> _Exercise_
Reproduce all entries word for word.

[Data about app and page elements]
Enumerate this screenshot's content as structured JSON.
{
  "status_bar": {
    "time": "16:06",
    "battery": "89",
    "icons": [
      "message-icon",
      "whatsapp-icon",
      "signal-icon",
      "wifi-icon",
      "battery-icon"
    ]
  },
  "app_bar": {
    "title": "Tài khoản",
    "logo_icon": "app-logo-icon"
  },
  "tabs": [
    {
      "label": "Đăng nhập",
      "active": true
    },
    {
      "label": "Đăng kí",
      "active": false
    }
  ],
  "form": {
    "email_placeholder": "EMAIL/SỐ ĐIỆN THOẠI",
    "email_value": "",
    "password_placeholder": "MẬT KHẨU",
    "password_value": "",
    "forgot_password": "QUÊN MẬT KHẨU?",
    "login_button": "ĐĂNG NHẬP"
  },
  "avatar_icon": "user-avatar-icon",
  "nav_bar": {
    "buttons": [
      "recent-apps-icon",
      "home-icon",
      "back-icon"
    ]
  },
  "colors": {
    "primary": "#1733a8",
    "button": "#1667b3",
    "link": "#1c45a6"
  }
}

> _Solution to the exercise_
Enumerate this screenshot's content as structured JSON.
{
  "status_bar": {
    "time": "16:06",
    "battery": "89",
    "icons": [
      "message-icon",
      "whatsapp-icon",
      "signal-icon",
      "wifi-icon",
      "battery-icon"
    ]
  },
  "app_bar": {
    "title": "Tài khoản",
    "logo_icon": "app-logo-icon"
  },
  "tabs": [
    {
      "label": "Đăng nhập",
      "active": true
    },
    {
      "label": "Đăng kí",
      "active": false
    }
  ],
  "form": {
    "email_placeholder": "EMAIL/SỐ ĐIỆN THOẠI",
    "email_value": "",
    "password_placeholder": "MẬT KHẨU",
    "password_value": "",
    "forgot_password": "QUÊN MẬT KHẨU?",
    "login_button": "ĐĂNG NHẬP"
  },
  "avatar_icon": "user-avatar-icon",
  "nav_bar": {
    "buttons": [
      "recent-apps-icon",
      "home-icon",
      "back-icon"
    ]
  },
  "colors": {
    "primary": "#1733a8",
    "button": "#1667b3",
    "link": "#1c45a6"
  }
}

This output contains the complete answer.